She told her story to a roomful of people like us. She wept while telling how she’d had to quit her job and stop driving as her eyesight waned. She spoke of walking independently, then with her cane, now with her dog. We all felt for her; her story was our own. We have the bond of a shared disability.
Then she said she can still read her mail. Read it with the naked eye. And I thought, “Read the mail? That ain’t blind.” And I lost my connection with her.
Her talk ended. I shuffled to the bus stop. I could read no street signs, no bus numbers. Five years ago I could. But she can, and she thinks she’s got it bad. The nerve!
I know my reaction had nothing to do with what I see and everything to do with what I feel. And my indignation passed as swiftly as my rush to judgment. Now I feel grief and shame. Profound grief and pain over what I feel I’ve lost. Shame in my arrogance that anyone whom I judge as having lost less than I has not lost at all. Arrogance that I discount another’s ordeal as trivial. From this yardstick, am I then simply a novice, an amateur, to the totally blind? I, who rail against the divisiveness of separating by differences rather than connecting through similarities. Am I that much a hypocrite?
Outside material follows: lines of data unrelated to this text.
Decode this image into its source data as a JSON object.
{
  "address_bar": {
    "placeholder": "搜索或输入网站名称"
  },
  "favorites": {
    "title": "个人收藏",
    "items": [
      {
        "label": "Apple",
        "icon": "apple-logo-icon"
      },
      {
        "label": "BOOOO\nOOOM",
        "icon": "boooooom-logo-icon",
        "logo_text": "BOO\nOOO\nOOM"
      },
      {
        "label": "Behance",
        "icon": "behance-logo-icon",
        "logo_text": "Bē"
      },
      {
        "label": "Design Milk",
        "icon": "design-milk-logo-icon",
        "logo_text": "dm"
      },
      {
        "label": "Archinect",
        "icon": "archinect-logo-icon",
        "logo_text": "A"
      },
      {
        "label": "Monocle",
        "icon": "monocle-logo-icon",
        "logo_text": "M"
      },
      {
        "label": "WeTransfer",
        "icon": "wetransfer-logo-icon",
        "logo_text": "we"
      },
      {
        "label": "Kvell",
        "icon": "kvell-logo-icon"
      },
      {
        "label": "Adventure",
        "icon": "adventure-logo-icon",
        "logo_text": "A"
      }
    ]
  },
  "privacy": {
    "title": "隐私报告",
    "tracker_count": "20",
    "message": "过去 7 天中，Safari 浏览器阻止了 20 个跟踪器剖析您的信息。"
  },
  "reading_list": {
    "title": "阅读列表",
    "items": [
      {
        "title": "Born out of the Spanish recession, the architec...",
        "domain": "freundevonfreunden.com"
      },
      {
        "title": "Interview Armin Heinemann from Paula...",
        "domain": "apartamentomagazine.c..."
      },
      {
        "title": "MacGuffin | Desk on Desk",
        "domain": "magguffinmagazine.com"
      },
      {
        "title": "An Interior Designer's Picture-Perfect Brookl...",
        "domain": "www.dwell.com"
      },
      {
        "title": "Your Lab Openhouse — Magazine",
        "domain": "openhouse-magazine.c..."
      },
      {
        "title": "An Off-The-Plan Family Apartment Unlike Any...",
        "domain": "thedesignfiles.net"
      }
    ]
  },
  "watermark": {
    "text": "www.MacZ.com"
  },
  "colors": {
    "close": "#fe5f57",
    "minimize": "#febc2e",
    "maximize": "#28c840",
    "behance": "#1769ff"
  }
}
I need balance. I need clarity. I’m taking my quandary to a friend whose kindness and honesty I find enlightening. I’ll let you know what she makes of this. Meanwhile, what do you say?